Bailment

Bailment

It occurs when an item or items is transferred to another party to be hold temporarily. It is the act of placing property in the custody and control of another, usually by agreement in which the holder (bailee) is responsible for the safekeeping and return of the property. Bailment refers to the delivery of goods or property by one to another for some purpose and when the purpose is accomplished; the goods will be returned or disposed of according to the direction of the person delivering them. A gratuitous loan and the delivery of property for repair or safekeeping are also typical situations in which a bailment is created. The person who gives the items is known as the bailor, while the person who receives the items is known as the bailee. Examples: bonds left with the bank, autos parked in a garage, animals lodged with a kennel, or a storage facility.

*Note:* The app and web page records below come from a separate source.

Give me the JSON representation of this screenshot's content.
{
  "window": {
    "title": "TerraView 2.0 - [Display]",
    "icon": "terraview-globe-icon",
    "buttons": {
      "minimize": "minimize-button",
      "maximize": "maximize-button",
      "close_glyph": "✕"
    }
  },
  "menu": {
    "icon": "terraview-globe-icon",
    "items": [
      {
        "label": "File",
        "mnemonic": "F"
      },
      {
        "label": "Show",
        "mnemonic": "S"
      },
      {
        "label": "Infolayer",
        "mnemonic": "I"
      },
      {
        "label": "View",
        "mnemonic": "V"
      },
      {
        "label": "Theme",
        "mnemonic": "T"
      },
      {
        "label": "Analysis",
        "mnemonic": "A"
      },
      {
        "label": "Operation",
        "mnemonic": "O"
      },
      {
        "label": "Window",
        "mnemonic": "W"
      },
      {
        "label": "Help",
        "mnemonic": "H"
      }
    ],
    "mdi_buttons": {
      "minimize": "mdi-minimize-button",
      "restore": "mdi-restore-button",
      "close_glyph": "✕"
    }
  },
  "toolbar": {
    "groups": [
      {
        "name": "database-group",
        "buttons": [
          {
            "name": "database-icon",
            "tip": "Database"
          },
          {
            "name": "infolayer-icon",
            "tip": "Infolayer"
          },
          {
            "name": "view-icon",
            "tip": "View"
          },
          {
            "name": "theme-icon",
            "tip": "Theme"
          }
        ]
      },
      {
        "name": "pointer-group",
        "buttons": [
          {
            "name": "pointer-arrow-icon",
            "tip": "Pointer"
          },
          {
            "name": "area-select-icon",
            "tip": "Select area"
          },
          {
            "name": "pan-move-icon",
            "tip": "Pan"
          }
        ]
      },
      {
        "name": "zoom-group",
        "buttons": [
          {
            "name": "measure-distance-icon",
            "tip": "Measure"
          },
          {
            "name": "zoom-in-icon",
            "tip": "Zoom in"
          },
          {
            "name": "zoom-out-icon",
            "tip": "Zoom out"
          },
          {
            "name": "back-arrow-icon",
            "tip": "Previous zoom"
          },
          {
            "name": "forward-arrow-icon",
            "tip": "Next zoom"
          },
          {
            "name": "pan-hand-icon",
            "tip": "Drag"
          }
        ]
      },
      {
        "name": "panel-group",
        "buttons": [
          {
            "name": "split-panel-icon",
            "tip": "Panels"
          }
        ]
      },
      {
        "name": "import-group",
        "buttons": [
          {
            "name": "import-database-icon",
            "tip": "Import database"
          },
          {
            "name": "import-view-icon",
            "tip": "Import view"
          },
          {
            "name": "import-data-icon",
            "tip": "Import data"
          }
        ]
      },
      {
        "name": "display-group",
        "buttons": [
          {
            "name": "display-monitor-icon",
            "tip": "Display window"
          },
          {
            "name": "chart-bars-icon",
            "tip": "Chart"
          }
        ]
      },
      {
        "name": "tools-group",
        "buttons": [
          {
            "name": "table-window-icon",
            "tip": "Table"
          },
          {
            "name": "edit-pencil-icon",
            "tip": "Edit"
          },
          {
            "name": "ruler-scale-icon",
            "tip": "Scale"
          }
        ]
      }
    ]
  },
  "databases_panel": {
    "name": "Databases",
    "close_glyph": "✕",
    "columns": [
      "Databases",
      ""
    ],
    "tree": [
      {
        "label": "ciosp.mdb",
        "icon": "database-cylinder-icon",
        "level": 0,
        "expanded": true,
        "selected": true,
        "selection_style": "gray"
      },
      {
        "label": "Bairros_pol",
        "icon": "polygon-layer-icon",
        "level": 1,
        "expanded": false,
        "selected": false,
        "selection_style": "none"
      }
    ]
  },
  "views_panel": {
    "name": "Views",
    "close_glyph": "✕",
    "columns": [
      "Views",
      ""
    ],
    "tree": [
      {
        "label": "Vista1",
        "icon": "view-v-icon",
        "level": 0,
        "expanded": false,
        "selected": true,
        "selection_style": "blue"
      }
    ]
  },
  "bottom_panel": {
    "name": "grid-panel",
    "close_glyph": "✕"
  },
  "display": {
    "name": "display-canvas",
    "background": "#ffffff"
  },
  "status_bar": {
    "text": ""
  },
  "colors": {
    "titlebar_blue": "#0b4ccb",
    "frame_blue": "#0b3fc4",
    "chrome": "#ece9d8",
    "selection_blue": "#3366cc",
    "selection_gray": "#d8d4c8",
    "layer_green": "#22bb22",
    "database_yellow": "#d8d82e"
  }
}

In finance, Bailment applies to the legitimate transfer of securities, such as shares of stock, from one owner to another for the purpose of short selling. A bailment is not the same as a sale, which is an intentional transfer of ownership of personal property in exchange for something of value. There are three types of bailments: (1) for the benefit of the bailor and bailee; (2) for the sole benefit of the bailor; and (3) for the sole benefit of the bailee.

A bailment for the mutual benefit of the parties is created when there is an exchange of performances between the parties. It is a form of a contractual relationship, even if no contract has been signed. A bailment for the repair of an item is a bailment for mutual benefit when the bailee receives a fee in exchange for his or her work. In order for a bailment to exist, the bailee must have both the intent to possess the property, and actual possession of the property.